I am currently using the workbox-build module, specifically the generateSW mode, to generate my service worker scripts to deploy my web application to Netlify. My site is a static site.

Here is my worker-config.js:

module.exports = {
    globDirectory: '_site/',
    globPatterns: [
    swDest: 'sw.js',
    ignoreURLParametersMatching: [
    offlineGoogleAnalytics: true,
    mode: 'production',
    navigateFallback: '/index.html'

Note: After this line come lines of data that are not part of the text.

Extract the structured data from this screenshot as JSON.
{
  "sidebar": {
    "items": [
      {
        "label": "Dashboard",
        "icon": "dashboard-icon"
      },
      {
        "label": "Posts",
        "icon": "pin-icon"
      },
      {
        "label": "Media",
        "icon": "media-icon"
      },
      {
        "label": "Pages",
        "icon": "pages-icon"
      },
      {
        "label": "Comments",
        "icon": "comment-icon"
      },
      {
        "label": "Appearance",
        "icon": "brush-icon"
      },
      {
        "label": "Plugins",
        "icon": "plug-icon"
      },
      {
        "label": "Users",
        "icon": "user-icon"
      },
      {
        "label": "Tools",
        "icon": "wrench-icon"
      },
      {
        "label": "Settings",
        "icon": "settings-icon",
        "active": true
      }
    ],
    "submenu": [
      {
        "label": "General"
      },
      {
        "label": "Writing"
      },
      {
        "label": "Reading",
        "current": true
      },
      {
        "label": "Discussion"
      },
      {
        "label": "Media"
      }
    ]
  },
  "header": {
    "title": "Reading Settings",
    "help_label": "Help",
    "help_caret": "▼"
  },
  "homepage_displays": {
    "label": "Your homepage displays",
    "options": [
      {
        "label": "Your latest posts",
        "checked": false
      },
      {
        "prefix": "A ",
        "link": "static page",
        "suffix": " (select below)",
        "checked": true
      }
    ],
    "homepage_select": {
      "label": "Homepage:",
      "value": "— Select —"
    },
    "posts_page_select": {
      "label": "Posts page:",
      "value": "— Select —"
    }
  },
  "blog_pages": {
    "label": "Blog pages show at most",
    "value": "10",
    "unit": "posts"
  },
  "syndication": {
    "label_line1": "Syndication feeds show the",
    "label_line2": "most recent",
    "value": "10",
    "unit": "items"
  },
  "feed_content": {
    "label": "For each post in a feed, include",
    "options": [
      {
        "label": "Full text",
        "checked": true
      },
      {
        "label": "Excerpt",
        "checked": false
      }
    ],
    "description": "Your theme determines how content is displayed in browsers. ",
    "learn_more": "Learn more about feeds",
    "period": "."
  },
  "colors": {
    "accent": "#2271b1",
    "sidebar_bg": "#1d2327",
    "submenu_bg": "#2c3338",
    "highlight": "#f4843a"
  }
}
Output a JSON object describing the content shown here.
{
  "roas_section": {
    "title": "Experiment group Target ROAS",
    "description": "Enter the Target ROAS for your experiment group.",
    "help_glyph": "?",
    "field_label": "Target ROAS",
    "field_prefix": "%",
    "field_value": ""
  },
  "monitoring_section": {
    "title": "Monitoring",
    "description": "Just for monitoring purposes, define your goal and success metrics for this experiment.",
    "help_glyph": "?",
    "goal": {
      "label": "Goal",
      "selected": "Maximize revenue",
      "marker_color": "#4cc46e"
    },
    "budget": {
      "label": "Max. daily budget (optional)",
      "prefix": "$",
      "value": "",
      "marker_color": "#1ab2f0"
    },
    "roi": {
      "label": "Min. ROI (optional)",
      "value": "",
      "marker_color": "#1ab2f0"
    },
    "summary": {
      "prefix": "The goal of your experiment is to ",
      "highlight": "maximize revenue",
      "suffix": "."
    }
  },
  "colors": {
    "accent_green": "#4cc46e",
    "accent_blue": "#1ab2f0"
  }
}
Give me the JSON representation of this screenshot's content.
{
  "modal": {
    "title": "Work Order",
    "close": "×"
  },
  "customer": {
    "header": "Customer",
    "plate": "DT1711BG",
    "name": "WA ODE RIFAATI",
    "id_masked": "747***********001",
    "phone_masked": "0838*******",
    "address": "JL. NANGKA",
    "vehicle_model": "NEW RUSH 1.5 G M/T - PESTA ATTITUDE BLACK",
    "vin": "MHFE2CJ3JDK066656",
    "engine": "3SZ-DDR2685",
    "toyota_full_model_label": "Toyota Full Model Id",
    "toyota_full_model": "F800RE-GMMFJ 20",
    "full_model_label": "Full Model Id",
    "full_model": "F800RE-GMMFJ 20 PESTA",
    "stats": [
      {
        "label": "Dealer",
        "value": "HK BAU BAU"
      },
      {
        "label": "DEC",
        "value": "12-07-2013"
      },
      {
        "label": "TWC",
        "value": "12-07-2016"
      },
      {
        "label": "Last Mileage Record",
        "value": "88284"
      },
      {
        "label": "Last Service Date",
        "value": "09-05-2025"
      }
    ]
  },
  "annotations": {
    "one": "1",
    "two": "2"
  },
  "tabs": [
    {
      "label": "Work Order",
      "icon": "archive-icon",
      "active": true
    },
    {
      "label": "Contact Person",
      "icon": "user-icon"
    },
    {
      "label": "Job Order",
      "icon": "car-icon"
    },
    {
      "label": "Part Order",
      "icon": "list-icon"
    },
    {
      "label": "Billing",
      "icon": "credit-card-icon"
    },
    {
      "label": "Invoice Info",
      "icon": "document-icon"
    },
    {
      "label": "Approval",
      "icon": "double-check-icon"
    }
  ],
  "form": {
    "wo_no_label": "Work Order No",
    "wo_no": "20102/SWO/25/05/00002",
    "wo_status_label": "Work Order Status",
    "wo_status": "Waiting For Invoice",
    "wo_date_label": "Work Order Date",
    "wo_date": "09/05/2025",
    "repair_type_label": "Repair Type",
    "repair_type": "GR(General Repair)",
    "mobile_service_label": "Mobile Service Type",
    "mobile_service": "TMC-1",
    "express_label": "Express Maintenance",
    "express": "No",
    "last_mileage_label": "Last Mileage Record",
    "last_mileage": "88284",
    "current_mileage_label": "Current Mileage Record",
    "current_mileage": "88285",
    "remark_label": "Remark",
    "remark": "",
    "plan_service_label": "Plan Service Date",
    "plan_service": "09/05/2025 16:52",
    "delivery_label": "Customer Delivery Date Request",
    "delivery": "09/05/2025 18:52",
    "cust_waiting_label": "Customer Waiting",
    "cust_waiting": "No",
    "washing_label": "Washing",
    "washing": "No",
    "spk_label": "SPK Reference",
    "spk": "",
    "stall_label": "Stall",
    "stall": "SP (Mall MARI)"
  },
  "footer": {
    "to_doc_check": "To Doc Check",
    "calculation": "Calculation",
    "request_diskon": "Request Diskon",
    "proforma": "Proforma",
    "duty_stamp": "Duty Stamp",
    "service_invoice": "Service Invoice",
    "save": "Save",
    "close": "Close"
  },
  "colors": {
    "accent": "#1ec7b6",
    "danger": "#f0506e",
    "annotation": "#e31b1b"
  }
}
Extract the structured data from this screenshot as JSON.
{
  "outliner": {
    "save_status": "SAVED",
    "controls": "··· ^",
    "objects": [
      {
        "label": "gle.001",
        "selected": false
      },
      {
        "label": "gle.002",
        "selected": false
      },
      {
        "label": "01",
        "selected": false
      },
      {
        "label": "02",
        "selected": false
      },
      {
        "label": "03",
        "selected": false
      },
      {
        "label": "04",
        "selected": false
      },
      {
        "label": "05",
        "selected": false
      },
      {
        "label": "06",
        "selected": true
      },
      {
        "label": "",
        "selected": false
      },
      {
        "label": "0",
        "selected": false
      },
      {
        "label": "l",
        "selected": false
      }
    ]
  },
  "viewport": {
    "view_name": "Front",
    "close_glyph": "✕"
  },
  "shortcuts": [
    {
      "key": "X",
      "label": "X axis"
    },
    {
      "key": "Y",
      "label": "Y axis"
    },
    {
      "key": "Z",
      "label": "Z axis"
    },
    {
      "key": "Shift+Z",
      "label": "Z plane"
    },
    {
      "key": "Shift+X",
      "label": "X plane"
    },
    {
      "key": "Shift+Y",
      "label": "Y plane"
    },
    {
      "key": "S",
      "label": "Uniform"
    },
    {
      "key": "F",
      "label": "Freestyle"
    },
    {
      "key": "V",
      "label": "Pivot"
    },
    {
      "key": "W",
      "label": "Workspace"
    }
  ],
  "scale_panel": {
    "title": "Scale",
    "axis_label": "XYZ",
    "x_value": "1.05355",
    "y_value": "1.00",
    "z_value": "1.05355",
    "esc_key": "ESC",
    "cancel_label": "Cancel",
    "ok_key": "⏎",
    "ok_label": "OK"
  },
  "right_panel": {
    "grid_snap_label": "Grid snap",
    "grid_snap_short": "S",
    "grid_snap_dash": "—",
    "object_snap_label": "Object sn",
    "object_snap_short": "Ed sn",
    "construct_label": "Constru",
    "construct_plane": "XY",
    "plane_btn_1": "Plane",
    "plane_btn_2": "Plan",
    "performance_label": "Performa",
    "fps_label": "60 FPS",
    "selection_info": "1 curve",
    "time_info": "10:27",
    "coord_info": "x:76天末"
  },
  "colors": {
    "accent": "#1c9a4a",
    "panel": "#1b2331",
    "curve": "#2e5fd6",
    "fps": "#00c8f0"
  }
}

This configuration works well for online use. However, third party requests to certain assets (i.e. images, Javascript, etc.) are not successfully precached for offline usage. Netlify deploys assets that go through their optimization and minification process into their CloudFront CDN. I have no other feasible option but to use the Netlify optimization and minification process for Javascript, HTML, and image assets. Unfortunately, these CDN assets are not precached. Consequently, a user who uses my web application without network access will not find these CDN assets precached and do not load into the cache like the other non-CDN assets.

What do I need to do to ensure third party CDN assets are correctly precached when using the workbox-build module? I definitely want to keep things simple and I hope the fix is to make simple changes to the work-config.js file.



Since you don’t know the URLs in advance, at build time, your only option is to employ runtime caching to match the requests for the URLs, and apply a specific caching strategy to generate responses.

There are some gotchas/best practices that you can read about in “Smarter runtime caching of hashed assets,” but the summary is that you’ll need to employ some sort of expiration policy to your runtime caching in order to avoid your caches filling up indefinitely when new URLs are added.

Here’s how you could configure generateSW to add in runtimeCaching, using the more basic ExpirationPlugin method of controlling cache sizes:

module.exports = {
  // ...other options...
  runtimeCaching: [{
    urlPattern: ({url}) => url.origin === '',
    handler: 'CacheFirst',
    options: {
      cacheName: 'cdn-assets',
      expiration: {
        // Adjust the number of entries to keep as needed.
        maxEntries: 50,
  clientsClaim: true,

You should note that with runtime caching, the assets won’t start being added to the cache until the subsequent visit, after the initial time a service worker is registered, since most of them will have already been loaded by the time the service worker takes control. Using clientsClaim: true will cause a service worker that’s registered for the first time to take control of the page that registered it immediately, which increases the chances that some assets loaded at runtime might be cached, but generally speaking, it’s only the next navigation that will end up populating the cache.